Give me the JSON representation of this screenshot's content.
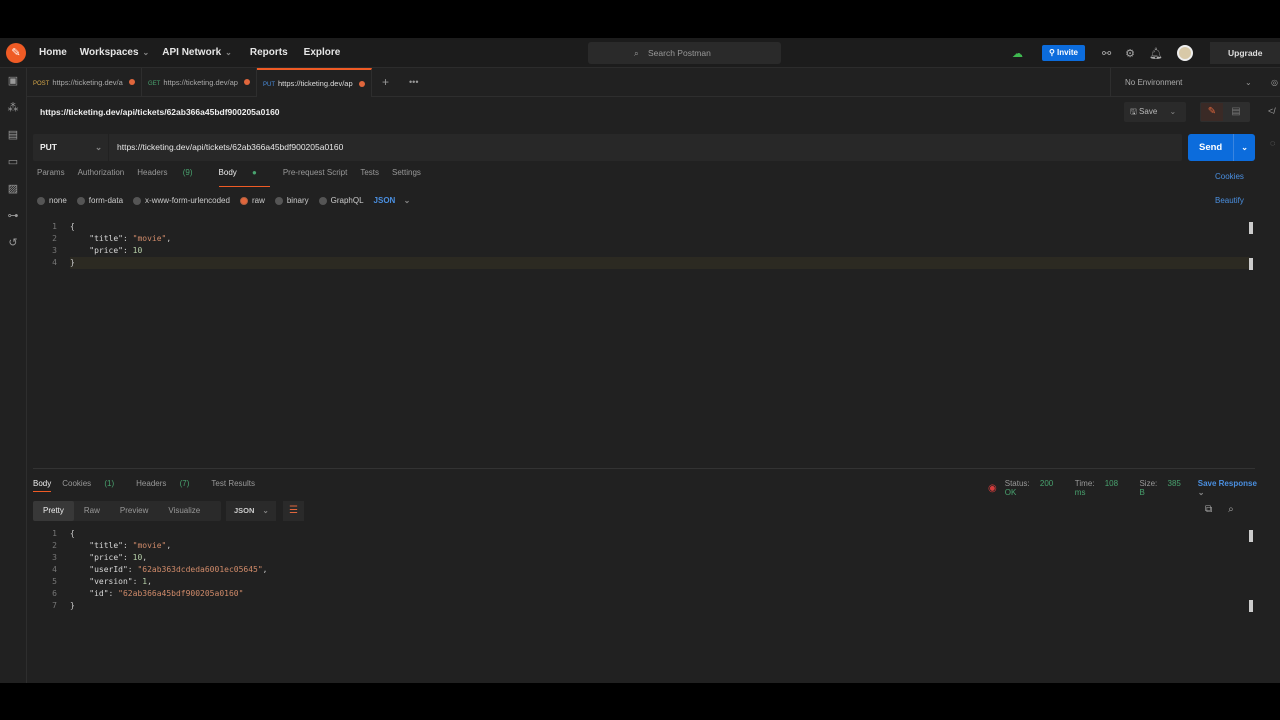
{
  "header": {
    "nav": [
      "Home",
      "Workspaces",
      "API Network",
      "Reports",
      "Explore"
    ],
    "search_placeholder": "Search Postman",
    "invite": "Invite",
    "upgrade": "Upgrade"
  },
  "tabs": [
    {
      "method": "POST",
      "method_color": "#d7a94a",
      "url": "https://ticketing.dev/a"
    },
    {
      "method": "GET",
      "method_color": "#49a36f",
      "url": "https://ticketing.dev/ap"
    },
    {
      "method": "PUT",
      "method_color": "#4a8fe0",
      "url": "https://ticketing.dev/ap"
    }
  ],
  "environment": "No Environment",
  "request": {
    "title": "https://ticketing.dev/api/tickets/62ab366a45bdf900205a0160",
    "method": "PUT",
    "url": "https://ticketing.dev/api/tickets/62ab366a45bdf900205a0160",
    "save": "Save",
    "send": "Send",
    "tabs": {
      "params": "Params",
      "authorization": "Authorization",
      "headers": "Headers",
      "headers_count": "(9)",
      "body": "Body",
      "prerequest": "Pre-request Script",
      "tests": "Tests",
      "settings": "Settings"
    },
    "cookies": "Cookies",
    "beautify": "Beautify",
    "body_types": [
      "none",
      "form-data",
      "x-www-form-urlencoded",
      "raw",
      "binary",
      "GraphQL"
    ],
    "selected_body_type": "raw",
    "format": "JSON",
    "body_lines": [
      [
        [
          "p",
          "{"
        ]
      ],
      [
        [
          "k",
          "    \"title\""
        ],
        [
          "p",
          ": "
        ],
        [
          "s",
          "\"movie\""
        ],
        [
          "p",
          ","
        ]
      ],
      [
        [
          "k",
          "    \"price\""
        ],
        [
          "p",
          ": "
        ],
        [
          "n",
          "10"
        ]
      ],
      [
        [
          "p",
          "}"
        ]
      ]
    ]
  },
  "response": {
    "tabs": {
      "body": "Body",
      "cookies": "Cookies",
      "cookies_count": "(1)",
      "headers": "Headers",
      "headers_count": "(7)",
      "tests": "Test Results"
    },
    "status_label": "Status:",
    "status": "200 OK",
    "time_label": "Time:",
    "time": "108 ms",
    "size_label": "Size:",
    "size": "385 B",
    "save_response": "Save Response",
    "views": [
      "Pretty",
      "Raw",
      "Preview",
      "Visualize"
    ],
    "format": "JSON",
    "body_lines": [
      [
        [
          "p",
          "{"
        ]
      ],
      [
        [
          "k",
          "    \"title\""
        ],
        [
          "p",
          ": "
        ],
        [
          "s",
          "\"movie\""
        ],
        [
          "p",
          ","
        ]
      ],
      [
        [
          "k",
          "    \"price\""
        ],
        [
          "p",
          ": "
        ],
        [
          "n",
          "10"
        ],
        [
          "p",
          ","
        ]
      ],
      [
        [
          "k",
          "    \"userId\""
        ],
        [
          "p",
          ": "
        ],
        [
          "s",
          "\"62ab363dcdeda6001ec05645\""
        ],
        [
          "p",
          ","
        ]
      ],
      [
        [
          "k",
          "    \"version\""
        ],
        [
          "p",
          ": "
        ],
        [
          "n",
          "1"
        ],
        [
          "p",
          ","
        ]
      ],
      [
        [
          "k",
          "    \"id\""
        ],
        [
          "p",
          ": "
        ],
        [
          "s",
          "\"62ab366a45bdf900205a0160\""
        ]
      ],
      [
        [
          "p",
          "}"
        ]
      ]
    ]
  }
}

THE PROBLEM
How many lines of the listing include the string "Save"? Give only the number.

REPLY TO THE EXERCISE
2